▸ PROBLEM REQUIREMENTS:
Once you have read the data below, write it all out exactly.

(Web page and app entries)

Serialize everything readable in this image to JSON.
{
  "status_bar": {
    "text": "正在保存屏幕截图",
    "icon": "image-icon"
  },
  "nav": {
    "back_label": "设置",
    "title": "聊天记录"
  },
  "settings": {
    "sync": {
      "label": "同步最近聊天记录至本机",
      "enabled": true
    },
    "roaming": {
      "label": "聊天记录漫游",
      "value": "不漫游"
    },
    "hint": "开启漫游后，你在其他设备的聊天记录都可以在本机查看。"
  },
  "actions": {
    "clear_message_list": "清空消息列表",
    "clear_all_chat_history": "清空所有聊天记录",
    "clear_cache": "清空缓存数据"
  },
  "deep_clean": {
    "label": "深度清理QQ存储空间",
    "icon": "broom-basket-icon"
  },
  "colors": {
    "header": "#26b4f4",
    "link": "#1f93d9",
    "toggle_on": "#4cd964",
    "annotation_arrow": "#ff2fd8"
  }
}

▸ RESULT BELOW:
Serialize everything readable in this image to JSON.
{
  "status_bar": {
    "text": "正在保存屏幕截图",
    "icon": "image-icon"
  },
  "nav": {
    "back_label": "设置",
    "title": "聊天记录"
  },
  "settings": {
    "sync": {
      "label": "同步最近聊天记录至本机",
      "enabled": true
    },
    "roaming": {
      "label": "聊天记录漫游",
      "value": "不漫游"
    },
    "hint": "开启漫游后，你在其他设备的聊天记录都可以在本机查看。"
  },
  "actions": {
    "clear_message_list": "清空消息列表",
    "clear_all_chat_history": "清空所有聊天记录",
    "clear_cache": "清空缓存数据"
  },
  "deep_clean": {
    "label": "深度清理QQ存储空间",
    "icon": "broom-basket-icon"
  },
  "colors": {
    "header": "#26b4f4",
    "link": "#1f93d9",
    "toggle_on": "#4cd964",
    "annotation_arrow": "#ff2fd8"
  }
}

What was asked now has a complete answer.